◆ Data shown ◆
************

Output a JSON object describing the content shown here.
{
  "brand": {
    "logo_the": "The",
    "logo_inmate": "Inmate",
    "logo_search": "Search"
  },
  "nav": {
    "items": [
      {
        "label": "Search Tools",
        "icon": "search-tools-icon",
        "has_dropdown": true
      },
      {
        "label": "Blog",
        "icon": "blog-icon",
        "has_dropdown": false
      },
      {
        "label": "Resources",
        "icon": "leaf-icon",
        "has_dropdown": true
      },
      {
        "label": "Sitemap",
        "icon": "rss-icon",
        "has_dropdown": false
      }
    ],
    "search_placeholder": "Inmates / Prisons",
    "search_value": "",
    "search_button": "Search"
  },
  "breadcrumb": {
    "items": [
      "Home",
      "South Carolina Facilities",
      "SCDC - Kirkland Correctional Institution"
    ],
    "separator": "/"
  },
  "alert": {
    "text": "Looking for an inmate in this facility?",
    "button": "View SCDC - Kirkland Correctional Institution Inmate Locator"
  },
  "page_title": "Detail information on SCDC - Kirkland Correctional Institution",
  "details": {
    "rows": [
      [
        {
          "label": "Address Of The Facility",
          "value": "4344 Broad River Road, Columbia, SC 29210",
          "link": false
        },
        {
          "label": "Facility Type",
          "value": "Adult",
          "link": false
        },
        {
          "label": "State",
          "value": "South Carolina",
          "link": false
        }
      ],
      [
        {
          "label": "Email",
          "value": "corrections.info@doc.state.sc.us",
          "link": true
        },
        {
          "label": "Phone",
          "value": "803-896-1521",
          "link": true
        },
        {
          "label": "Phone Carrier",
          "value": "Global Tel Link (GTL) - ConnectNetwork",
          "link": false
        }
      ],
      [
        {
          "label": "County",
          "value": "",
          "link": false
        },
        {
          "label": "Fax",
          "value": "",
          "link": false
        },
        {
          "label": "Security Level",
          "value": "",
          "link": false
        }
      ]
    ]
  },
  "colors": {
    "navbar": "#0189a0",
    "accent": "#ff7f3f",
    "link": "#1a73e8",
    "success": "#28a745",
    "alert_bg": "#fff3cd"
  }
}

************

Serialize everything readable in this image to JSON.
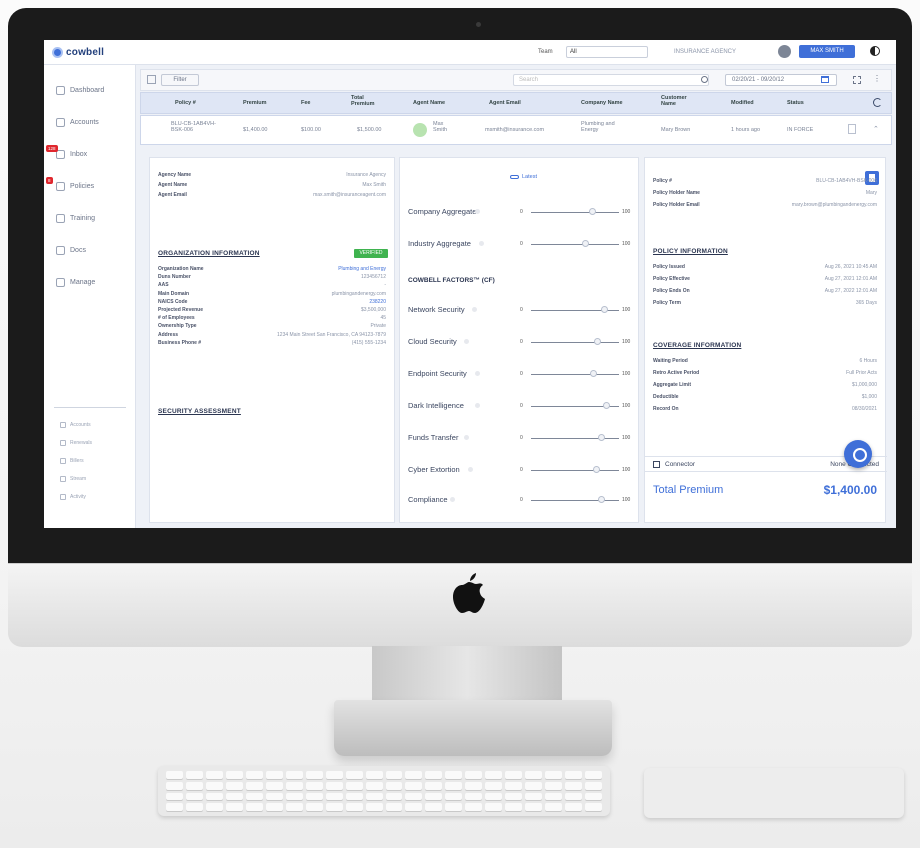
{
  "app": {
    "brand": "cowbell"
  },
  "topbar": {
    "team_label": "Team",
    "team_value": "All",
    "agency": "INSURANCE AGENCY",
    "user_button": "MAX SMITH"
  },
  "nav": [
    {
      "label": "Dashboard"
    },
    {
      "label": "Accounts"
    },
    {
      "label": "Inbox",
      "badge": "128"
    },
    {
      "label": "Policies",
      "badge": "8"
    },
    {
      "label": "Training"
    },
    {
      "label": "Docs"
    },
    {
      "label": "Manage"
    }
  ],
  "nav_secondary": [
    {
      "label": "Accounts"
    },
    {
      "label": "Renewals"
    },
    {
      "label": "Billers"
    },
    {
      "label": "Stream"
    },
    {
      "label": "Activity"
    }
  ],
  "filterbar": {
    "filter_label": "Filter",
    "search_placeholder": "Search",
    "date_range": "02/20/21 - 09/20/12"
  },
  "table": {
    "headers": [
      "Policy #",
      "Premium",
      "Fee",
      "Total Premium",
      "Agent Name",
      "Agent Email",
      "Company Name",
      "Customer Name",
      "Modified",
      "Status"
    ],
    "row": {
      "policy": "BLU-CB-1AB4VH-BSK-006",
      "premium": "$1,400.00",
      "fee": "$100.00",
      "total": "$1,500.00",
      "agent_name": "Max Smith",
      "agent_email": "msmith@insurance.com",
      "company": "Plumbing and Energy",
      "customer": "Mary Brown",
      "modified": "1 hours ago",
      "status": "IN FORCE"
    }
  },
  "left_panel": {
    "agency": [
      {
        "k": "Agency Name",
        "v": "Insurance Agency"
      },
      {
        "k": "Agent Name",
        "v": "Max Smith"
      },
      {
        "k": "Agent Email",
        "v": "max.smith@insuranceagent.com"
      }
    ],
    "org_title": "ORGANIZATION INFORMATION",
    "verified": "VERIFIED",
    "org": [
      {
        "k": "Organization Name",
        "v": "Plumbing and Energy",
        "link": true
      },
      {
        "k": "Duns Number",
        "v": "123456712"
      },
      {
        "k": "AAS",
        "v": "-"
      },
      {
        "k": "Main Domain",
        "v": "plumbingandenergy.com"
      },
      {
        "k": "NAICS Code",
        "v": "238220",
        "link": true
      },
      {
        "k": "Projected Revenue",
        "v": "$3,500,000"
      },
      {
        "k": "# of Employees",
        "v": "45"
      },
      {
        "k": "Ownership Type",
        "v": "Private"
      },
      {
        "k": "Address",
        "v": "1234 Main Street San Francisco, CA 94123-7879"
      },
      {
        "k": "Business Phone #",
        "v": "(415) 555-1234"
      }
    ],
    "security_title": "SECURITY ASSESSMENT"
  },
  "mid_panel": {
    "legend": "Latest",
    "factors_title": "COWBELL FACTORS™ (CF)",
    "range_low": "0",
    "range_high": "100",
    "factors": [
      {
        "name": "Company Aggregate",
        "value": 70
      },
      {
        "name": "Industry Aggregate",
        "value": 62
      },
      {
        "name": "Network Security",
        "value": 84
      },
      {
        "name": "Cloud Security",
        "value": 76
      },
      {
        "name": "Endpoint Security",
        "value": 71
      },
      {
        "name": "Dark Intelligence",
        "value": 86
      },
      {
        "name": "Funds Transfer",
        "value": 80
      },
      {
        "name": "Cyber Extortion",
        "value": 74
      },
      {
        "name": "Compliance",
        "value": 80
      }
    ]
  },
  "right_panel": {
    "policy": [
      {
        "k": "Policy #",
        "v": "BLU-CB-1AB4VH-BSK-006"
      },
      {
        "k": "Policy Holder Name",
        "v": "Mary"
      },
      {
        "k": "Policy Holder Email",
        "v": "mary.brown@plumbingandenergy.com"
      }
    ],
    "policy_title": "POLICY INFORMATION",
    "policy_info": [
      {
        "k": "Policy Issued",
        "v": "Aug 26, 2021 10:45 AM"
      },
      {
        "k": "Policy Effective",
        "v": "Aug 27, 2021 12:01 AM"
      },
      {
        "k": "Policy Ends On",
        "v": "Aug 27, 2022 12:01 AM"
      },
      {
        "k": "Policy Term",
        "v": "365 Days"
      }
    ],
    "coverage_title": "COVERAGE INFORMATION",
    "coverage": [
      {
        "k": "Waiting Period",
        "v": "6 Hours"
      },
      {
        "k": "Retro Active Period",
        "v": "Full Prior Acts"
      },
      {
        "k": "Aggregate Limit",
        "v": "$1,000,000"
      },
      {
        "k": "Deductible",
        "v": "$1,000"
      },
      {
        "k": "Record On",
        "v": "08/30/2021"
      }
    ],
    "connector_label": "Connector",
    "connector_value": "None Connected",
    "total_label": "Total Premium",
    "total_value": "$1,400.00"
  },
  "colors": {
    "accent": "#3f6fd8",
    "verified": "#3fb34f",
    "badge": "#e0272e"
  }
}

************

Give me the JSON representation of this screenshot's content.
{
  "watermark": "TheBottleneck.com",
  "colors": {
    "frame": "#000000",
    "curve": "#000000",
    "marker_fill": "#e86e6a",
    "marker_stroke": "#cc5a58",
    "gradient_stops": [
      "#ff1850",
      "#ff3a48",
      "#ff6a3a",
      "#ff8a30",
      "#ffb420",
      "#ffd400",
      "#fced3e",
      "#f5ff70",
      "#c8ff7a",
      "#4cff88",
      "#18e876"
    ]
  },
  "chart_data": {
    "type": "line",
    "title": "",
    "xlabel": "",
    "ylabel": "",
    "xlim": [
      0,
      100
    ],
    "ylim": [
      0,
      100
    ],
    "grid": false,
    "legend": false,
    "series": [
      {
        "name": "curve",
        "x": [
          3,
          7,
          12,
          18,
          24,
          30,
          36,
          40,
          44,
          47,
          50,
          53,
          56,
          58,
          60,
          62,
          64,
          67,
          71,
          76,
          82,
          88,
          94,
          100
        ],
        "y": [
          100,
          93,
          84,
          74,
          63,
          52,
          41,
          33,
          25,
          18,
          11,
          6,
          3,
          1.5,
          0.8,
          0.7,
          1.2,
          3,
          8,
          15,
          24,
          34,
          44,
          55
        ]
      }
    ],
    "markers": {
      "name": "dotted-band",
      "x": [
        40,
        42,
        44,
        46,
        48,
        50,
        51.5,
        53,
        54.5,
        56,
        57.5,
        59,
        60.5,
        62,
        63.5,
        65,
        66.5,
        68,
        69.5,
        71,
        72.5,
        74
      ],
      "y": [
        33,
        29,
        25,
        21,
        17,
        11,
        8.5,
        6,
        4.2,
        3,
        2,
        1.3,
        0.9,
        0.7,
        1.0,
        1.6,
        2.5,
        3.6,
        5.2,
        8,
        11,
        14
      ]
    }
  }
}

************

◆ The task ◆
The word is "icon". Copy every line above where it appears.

◆ Written response ◆
        "icon": "search-tools-icon",
        "icon": "blog-icon",
        "icon": "leaf-icon",
        "icon": "rss-icon",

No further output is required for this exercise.